In a tweet, the Education Minister said that the new education policy was a guiding philosophy for changing the learning landscape, making education holistic, and building strong foundations for an Aatmanirbhar Bharat.
The NEP, 2020 is a guiding philosophy for changing the learning landscape, making education holistic and for building strong foundations for an Aatmanirbhar Bharat. On 29th July, on the completion of 1 year of reforms under the NEP, PM Shri @narendramodi will address the nation. pic.twitter.com/uSLDb887Lg
— Dharmendra Pradhan (@dpradhanbjp) July 26, 2021
In his today’s address to the nation, Prime Minister Narendra Modi is likely to discuss the progress that has been made so far on the implementation of the policy. Along with this, he will also share a roadmap for the future projects that are in the pipeline and their following timelines will also be discussed.
Overview of New Education Policy:
Formed as a comprehensive framework in order to guide the development of education in India, the New Education Policy was passed for implementation in July 2020. The policy which was approved by the Union Cabinet last year replaced the National Policy on Education framed in 1986. The first policy for the development of Education came in 1968 and the second was framed in 1986 under the then Prime Minister Indira Gandhi.
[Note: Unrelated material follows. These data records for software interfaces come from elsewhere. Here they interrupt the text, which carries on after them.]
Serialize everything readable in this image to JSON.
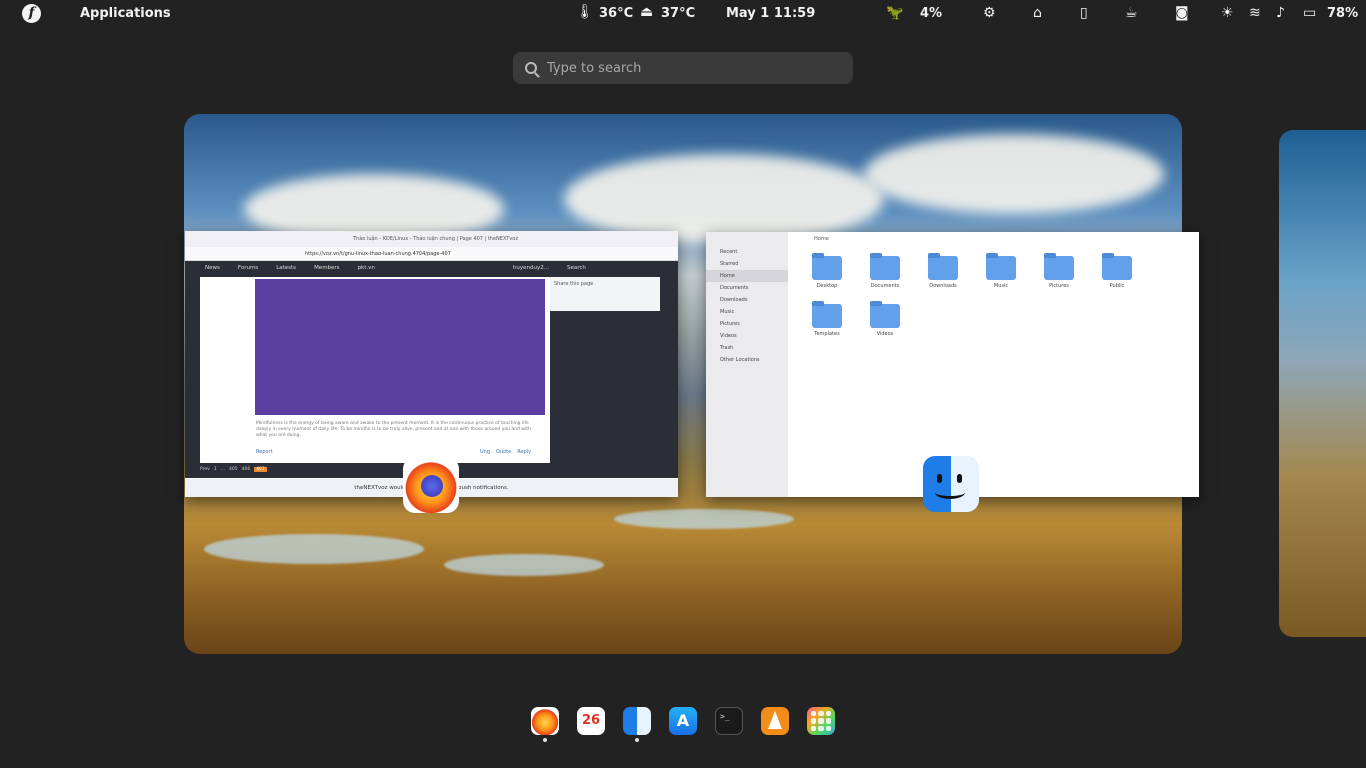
{
  "topbar": {
    "logo": "f",
    "applications_label": "Applications",
    "cpu_temp": "36°C",
    "disk_temp": "37°C",
    "datetime": "May 1  11:59",
    "cpu_load": "4%",
    "battery": "78%",
    "icons": [
      "thermometer-icon",
      "disk-icon",
      "dino-icon",
      "puzzle-icon",
      "home-icon",
      "clipboard-icon",
      "coffee-icon",
      "screenshot-icon",
      "brightness-icon",
      "wifi-icon",
      "volume-icon",
      "battery-icon"
    ]
  },
  "search": {
    "placeholder": "Type to search"
  },
  "windows": {
    "browser": {
      "tab_title": "Thảo luận - KDE/Linux - Thảo luận chung | Page 407 | theNEXTvoz",
      "url": "https://voz.vn/t/gnu-linux-thao-luan-chung.4704/page-407",
      "nav": [
        "News",
        "Forums",
        "Latests",
        "Members",
        "pkt.vn"
      ],
      "user": "huyenduy2...",
      "search_label": "Search",
      "share_label": "Share this page",
      "post_text": "Mindfulness is the energy of being aware and awake to the present moment. It is the continuous practice of touching life deeply in every moment of daily life. To be mindful is to be truly alive, present and at one with those around you and with what you are doing.",
      "report_label": "Report",
      "actions": [
        "Ung",
        "Quote",
        "Reply"
      ],
      "pagination": [
        "Prev",
        "1",
        "...",
        "405",
        "406",
        "407"
      ],
      "notification": "theNEXTvoz would like you to enable push notifications."
    },
    "files": {
      "sidebar": [
        "Recent",
        "Starred",
        "Home",
        "Documents",
        "Downloads",
        "Music",
        "Pictures",
        "Videos",
        "Trash",
        "Other Locations"
      ],
      "path": "Home",
      "folders": [
        "Desktop",
        "Documents",
        "Downloads",
        "Music",
        "Pictures",
        "Public",
        "Templates",
        "Videos"
      ]
    }
  },
  "dock": {
    "calendar_day": "26",
    "terminal_prompt": ">_",
    "items": [
      "firefox-icon",
      "calendar-icon",
      "finder-icon",
      "app-store-icon",
      "terminal-icon",
      "vlc-icon",
      "app-grid-icon"
    ]
  }
}
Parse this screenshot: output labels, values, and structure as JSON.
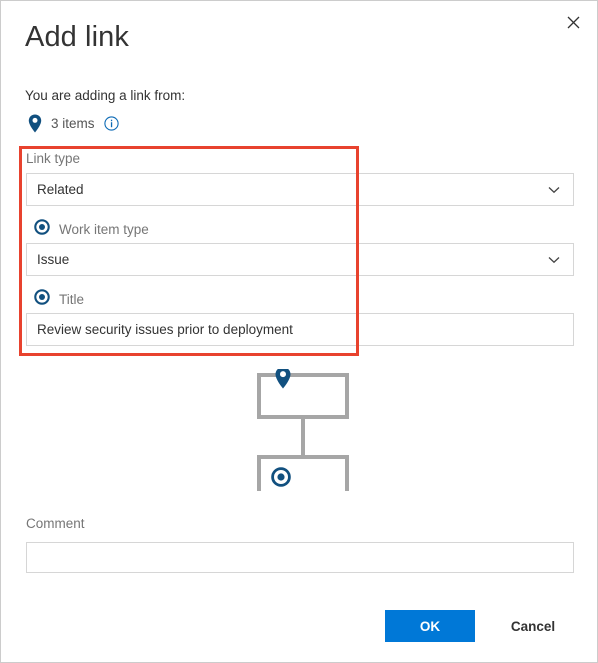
{
  "dialog": {
    "title": "Add link",
    "close_icon": "close-icon",
    "intro_text": "You are adding a link from:",
    "source": {
      "pin_icon": "map-pin-icon",
      "count_label": "3 items",
      "info_icon": "info-circle-icon"
    }
  },
  "form": {
    "link_type": {
      "label": "Link type",
      "value": "Related",
      "chevron_icon": "chevron-down-icon"
    },
    "work_item_type": {
      "radio_icon": "radio-selected-icon",
      "label": "Work item type",
      "value": "Issue",
      "chevron_icon": "chevron-down-icon"
    },
    "title_field": {
      "radio_icon": "radio-selected-icon",
      "label": "Title",
      "value": "Review security issues prior to deployment",
      "placeholder": ""
    },
    "comment": {
      "label": "Comment",
      "value": "",
      "placeholder": ""
    }
  },
  "diagram": {
    "parent_node_icon": "map-pin-icon",
    "child_node_icon": "radio-selected-icon"
  },
  "footer": {
    "ok_label": "OK",
    "cancel_label": "Cancel"
  },
  "colors": {
    "accent_blue": "#0078d7",
    "icon_navy": "#11507f",
    "highlight_red": "#e8422e",
    "border_gray": "#d6d6d6",
    "label_gray": "#767676",
    "diagram_gray": "#a6a6a6"
  }
}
The inclusive framework of the policy aims to focus on the elementary level of education to higher education by paving the way for transformational reforms in the education system. The key takeaways of the NEP 2020 include teaching the mother language or regional language up to 5th class; bridging social gaps in access, participation, and learning outcomes; achieving a target of 100% Gross Enrolment Ratio (GEER) in school education by 2030; lowering the stakes of board exams; a single regulator for higher education institution, and more.
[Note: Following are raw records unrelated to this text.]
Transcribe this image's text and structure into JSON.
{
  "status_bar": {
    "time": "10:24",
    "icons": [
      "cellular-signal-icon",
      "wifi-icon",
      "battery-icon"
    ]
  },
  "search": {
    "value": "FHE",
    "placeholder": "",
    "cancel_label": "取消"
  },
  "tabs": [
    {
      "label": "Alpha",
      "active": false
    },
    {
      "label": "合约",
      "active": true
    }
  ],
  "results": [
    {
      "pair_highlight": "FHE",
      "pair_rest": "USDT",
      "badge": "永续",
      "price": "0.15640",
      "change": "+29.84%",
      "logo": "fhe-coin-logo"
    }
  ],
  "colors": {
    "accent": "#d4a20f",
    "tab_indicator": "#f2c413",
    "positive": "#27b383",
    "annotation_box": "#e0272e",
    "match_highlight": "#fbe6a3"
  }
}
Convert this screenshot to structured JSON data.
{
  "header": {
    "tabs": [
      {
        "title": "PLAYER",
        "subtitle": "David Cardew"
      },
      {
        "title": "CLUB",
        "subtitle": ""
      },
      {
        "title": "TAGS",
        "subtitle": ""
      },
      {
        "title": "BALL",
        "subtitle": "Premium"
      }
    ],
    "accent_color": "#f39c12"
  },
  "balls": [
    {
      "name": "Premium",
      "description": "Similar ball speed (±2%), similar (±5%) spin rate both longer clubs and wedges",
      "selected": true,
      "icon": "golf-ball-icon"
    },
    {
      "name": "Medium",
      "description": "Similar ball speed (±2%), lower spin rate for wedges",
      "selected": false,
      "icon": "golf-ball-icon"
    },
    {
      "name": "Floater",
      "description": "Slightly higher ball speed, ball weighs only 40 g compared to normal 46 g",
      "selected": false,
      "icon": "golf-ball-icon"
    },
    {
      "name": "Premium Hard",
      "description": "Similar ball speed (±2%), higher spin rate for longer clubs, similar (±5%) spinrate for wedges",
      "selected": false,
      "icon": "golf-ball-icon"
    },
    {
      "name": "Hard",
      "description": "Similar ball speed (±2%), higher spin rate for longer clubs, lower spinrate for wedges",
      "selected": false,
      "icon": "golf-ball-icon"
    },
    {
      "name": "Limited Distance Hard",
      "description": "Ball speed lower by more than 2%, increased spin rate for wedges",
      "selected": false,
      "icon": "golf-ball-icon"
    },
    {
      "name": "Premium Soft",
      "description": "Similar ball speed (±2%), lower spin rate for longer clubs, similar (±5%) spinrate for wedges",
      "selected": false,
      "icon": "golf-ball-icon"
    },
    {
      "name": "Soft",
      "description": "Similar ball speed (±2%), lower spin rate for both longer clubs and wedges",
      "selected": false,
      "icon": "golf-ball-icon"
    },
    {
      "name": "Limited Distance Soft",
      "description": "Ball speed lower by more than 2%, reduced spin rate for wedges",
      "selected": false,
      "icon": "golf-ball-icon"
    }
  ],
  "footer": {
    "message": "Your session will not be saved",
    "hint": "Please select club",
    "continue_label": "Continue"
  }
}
Among other salient features of the new policy, the most crucial remains to replace the 10+2 structure of the school with a more comprehensive 5+3+3+4 curricular structure, while discontinuing of M.Phil programmes and subsequently fixing fees and implementing common norms for public and private higher education institutions, outlined in the new NEP.